Mark Blakemore, CFO at Compleat Software
The use of social engineering and phishing attacks on accounts payable (AP) departments are rising according to a report by the European Payments Council, and they remain one of the most instrumental ways to infiltrate a company’s finances.
Fraud techniques have greatly evolved over the past couple of years. Scam phone calls, text messages, emails, and even fake websites and social media posts are tricking employees to hand over personal information that can be used to authorise payments.
Hidden behind anonymity, the pandemic offered the perfect way to trick employees. Impersonation scams have skyrocketed, with criminals posing as banks, government bodies, and even health officials to trick people out of their money.
Fraudsters have now shifted their focus from complicated, large-scale computer systems to company executives and employees. As a result, authorised push payments (APP) fraud – tricking people into sending money by posing as a genuine payee – increased 71 percent during H1 2021, with more than £750 million stolen through fraud.
Businesses need to get a better handle on their accounts payable processes, or risk losing millions to fraudsters.
Where does the fraud challenge stem from?
All accounts payable departments will receive a suspicious invoice every now and then, but as fraudsters become more sophisticated in style and technique, the need for tighter cybersecurity procedures in accounting departments remains.
And although fraudsters have long made the finance and accounts payable department their prime target, a couple of recent updates (or lack of) have combined to increase the risk of fraud to new levels.
The first is a reluctance to digitise old-fashioned processes, and the reliance on manual processes significantly increases the risk of human error creeping in. Staff working in different locations from each other hasn’t helped either, as team leaders are unable to physically keep an eye on staff in case they get tricked by someone posing as a fake vendor or overpayments.
Linked to this, and very much a long-standing issue for finance teams, is a distinct lack of visibility into the accounts payable process. Many finance leaders don’t have access to real-time data and insight into what their team is working on, leaving them stranded whenever fraud does take place.
There are also plenty of businesses nationwide that are sending and receiving paper invoices, again opening themselves up to risk. According to one study, 31% of UK businesses are still faxing paperwork, while 39% are posting invoices and 9% continue to accept paper cheques.
These problems are rooted in manual, paper-based processes. The more we rely on them, the greater the risk of inaccuracies, human error, and fraud.
How can businesses fight back?
If humans are one of the root causes of the issue, it makes sense to try and take the load off. We’re not machines able to log, scan, and analyse masses of data, but perhaps machines could help tighten up processes and defences.
The majority (61%) of CFOs agree that digitalising AP processes would help increase visibility in the finance department. The same report goes on to add that companies that utilise automation in their accounts payable department feel confident in their ability to prevent fraud.
If humans were one of the root causes of fraud, automation is the safety net businesses need to keep them secure. Technologies powered by artificial intelligence (AI) and machine learning (ML) are providing organisations with tools that can automatically detect fraudulent activity as well as decreasing the likelihood of it ever happening in the first place.

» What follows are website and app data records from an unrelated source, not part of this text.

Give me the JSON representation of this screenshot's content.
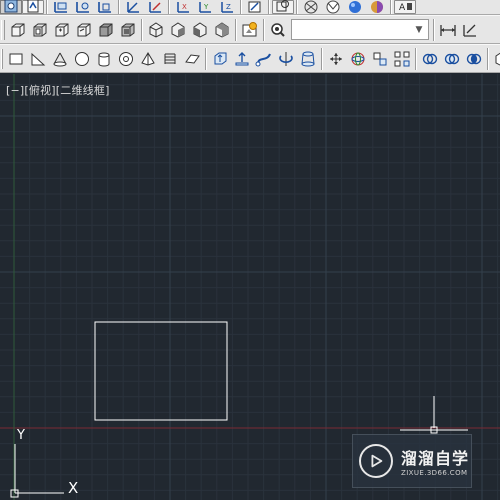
{
  "viewport": {
    "label": "[−][俯视][二维线框]",
    "ucs_y_label": "Y",
    "ucs_x_label": "X"
  },
  "watermark": {
    "brand": "溜溜自学",
    "url": "ZIXUE.3D66.COM"
  },
  "toolbar": {
    "visual_style_combo_value": ""
  },
  "colors": {
    "canvas_bg": "#212830",
    "grid_minor": "#2a323c",
    "grid_major": "#34404c",
    "x_axis": "#7a2a34",
    "y_axis": "#2e5a3a",
    "object_white": "#ffffff",
    "toolbar_bg": "#e6e6e6"
  }
}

For example, when receiving an invoice from what looks like a genuine supplier, systems can instantly analyse information such as bank details, address, and amount requested against previous financial documents. If one tiny detail doesn’t match up, payment is refused until it’s resolved.
Then there’s the issue of access. As fraud can also take place from internal staff, businesses are using platforms to move away from simply stashing finance documents in a filing cabinet or digital folder to only granting access to records to those who need it.
But employees can also be a company’s greatest line of defence, especially as the vast majority (61%) of fraudsters are caught by employee tips. Arming accounts payable staff with technology that can provide detailed insight into the AP process and sniff out suspicious activity before it becomes a problem is a must.
Fighting fire with fire
Humans can’t be perfect all of the time, but highlighting and preventing fraud isn’t a 9 to 5 kind of job. Automation in the accounts payable department can be a powerful weapon in giving businesses the confidence that they will be protected even if they become a target.
Having employees working in several different locations and with manual processes means businesses cannot hope to defend themselves against a new, constant wave of fraudulent activity – both inside and outside of the organisation.
It only takes one convincing email or misplaced document for fraud to take place, and businesses need to make sure they free themselves from risk with technology that can act as their best defender.